Officials from Japan and South Korea eyed a potential visit by South Korean experts to the Fukushima nuclear plant before it begins the controversial release of treated but radioactive water to sea. It’s one of their major sticking points between the two sides that are quickly thawing long-strained ties.
Discussions were to take place later Friday, and the Japanese government was expected to give updates on the status of the tsunami-wrecked Fukushima Daiichi nuclear plant, which is preparing for a release of the water, saying it’s an unavoidable step to move its decommissioning process forward.
The government and the plant’s operator, Tokyo Electric Power Company Holdings, say the release will begin between spring and summer and take decades to finish.
A massive earthquake and tsunami in 2011 destroyed the Fukushima Daiichi plant’s cooling systems, causing three reactors to melt and release large amounts of radiation.
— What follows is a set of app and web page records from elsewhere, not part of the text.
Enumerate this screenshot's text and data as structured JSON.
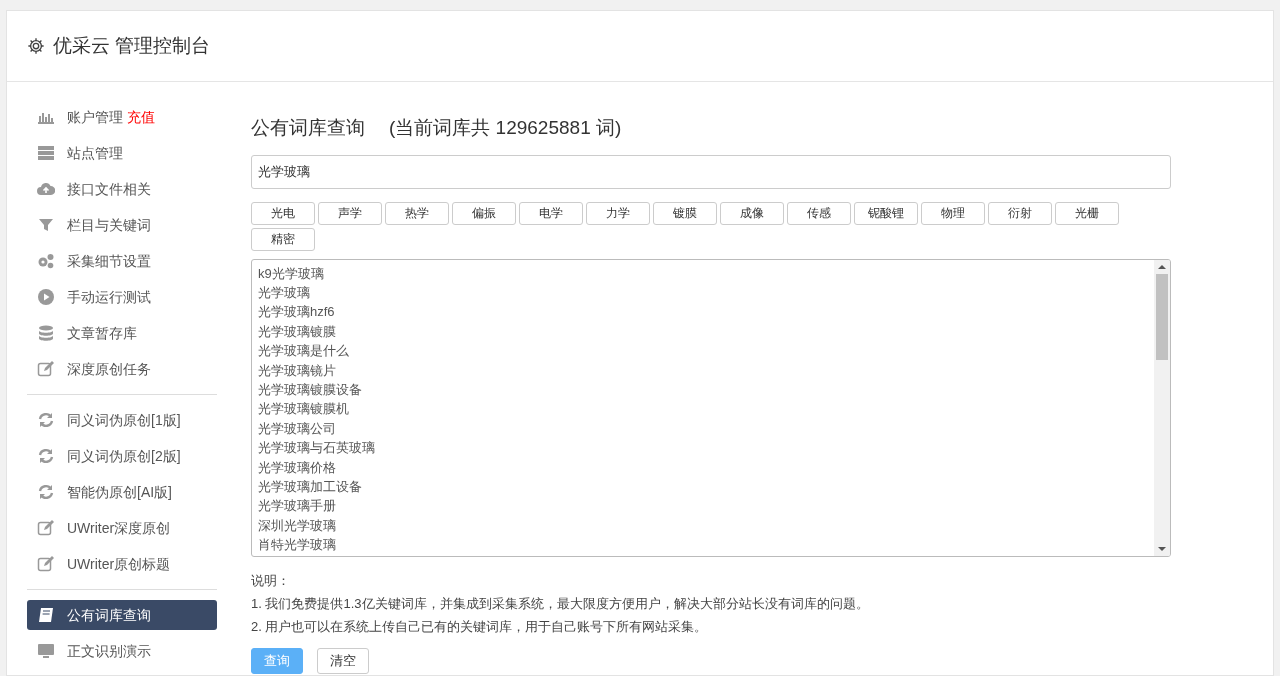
{
  "header": {
    "title": "优采云 管理控制台"
  },
  "sidebar": {
    "groups": [
      {
        "items": [
          {
            "kind": "chart",
            "label": "账户管理",
            "badge": "充值",
            "selected": false
          },
          {
            "kind": "server",
            "label": "站点管理",
            "selected": false
          },
          {
            "kind": "cloud",
            "label": "接口文件相关",
            "selected": false
          },
          {
            "kind": "filter",
            "label": "栏目与关键词",
            "selected": false
          },
          {
            "kind": "gears",
            "label": "采集细节设置",
            "selected": false
          },
          {
            "kind": "play",
            "label": "手动运行测试",
            "selected": false
          },
          {
            "kind": "database",
            "label": "文章暂存库",
            "selected": false
          },
          {
            "kind": "edit",
            "label": "深度原创任务",
            "selected": false
          }
        ]
      },
      {
        "items": [
          {
            "kind": "refresh",
            "label": "同义词伪原创[1版]",
            "selected": false
          },
          {
            "kind": "refresh",
            "label": "同义词伪原创[2版]",
            "selected": false
          },
          {
            "kind": "refresh",
            "label": "智能伪原创[AI版]",
            "selected": false
          },
          {
            "kind": "edit",
            "label": "UWriter深度原创",
            "selected": false
          },
          {
            "kind": "edit",
            "label": "UWriter原创标题",
            "selected": false
          }
        ]
      },
      {
        "items": [
          {
            "kind": "book",
            "label": "公有词库查询",
            "selected": true
          },
          {
            "kind": "monitor",
            "label": "正文识别演示",
            "selected": false
          }
        ]
      }
    ]
  },
  "main": {
    "title": "公有词库查询",
    "subtitle": "(当前词库共 129625881 词)",
    "search": {
      "value": "光学玻璃"
    },
    "tags": [
      "光电",
      "声学",
      "热学",
      "偏振",
      "电学",
      "力学",
      "镀膜",
      "成像",
      "传感",
      "铌酸锂",
      "物理",
      "衍射",
      "光栅",
      "精密"
    ],
    "results": [
      "k9光学玻璃",
      "光学玻璃",
      "光学玻璃hzf6",
      "光学玻璃镀膜",
      "光学玻璃是什么",
      "光学玻璃镜片",
      "光学玻璃镀膜设备",
      "光学玻璃镀膜机",
      "光学玻璃公司",
      "光学玻璃与石英玻璃",
      "光学玻璃价格",
      "光学玻璃加工设备",
      "光学玻璃手册",
      "深圳光学玻璃",
      "肖特光学玻璃"
    ],
    "notes_title": "说明：",
    "notes": [
      "1. 我们免费提供1.3亿关键词库，并集成到采集系统，最大限度方便用户，解决大部分站长没有词库的问题。",
      "2. 用户也可以在系统上传自己已有的关键词库，用于自己账号下所有网站采集。"
    ],
    "buttons": [
      {
        "label": "查询",
        "kind": "primary"
      },
      {
        "label": "清空",
        "kind": "default"
      }
    ]
  }
}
Water used to cool the three damaged reactor cores, which remain highly radioactive, leaked into the basements of the reactor buildings and was collected, treated and stored in about 1,000 tanks that now cover much of the plant.
The government and TEPCO say the tanks must be removed so that facilities can be built for the plant’s decommissioning, while minimizing risks of leaks in case of another major disaster. The tanks are expected to reach their capacity of 1.37 million tons in spring 2024.
Japanese Prime Minister Fumio Kishida, during his May 7-8 visit to Seoul for a summit with South Korean President Yoon Suk Yeol, announced that Japan will receive a team of experts to visit the plant later in May to address South Korea’s concerns in a show of his enthusiasm to further improve relations.
Seoul wants to send some 20 government experts to visit Fukushima Daiichi plant May 23-24, although the group’s size would be determined after talks with Japan, according to South Korean officials. Japan was reluctant to accept private experts, saying it’s a government-to-government matter.
Japan is expected to give them a tour — not a safety inspection — of the plant.
Chief Cabinet Secretary Hirokazu Matsuno said Thursday the visit would not affect the timing of a planned release of the water and that Japan continues to give explanation about safety measures to gain understanding.
Japanese officials say the water will be safely filtered to below releasable levels by international standards and further diluted by large amounts of seawater before release, making it unharmful to human health or to marine life.
The plan has faced fierce protests from local fishing communities that are concerned about safety and reputational damage. Neighboring countries, including South Korea, China and the Pacific Island nations, have also raised safety concerns.
Some scientists say the impact of long-term, low-dose exposure to tritium and other radionuclides on the environment and humans is still unknown and the release should be delayed.
Japan has been assisted by the International Atomic Energy Agency to ensure credibility and transparency. Historical disputes have strained ties between Tokyo and Seoul — most recently over compensation of wartime Korean forced laborers during Japan’s 1910-1945 colonization of the Korean Peninsula.
But their relationship has thawed rapidly since March, when Yoon’s government announced a local fund to compensate some of the former laborers. Tokyo and Seoul, under pressure from Washington, share a sense of urgency to mend ties amid growing security threats in the region.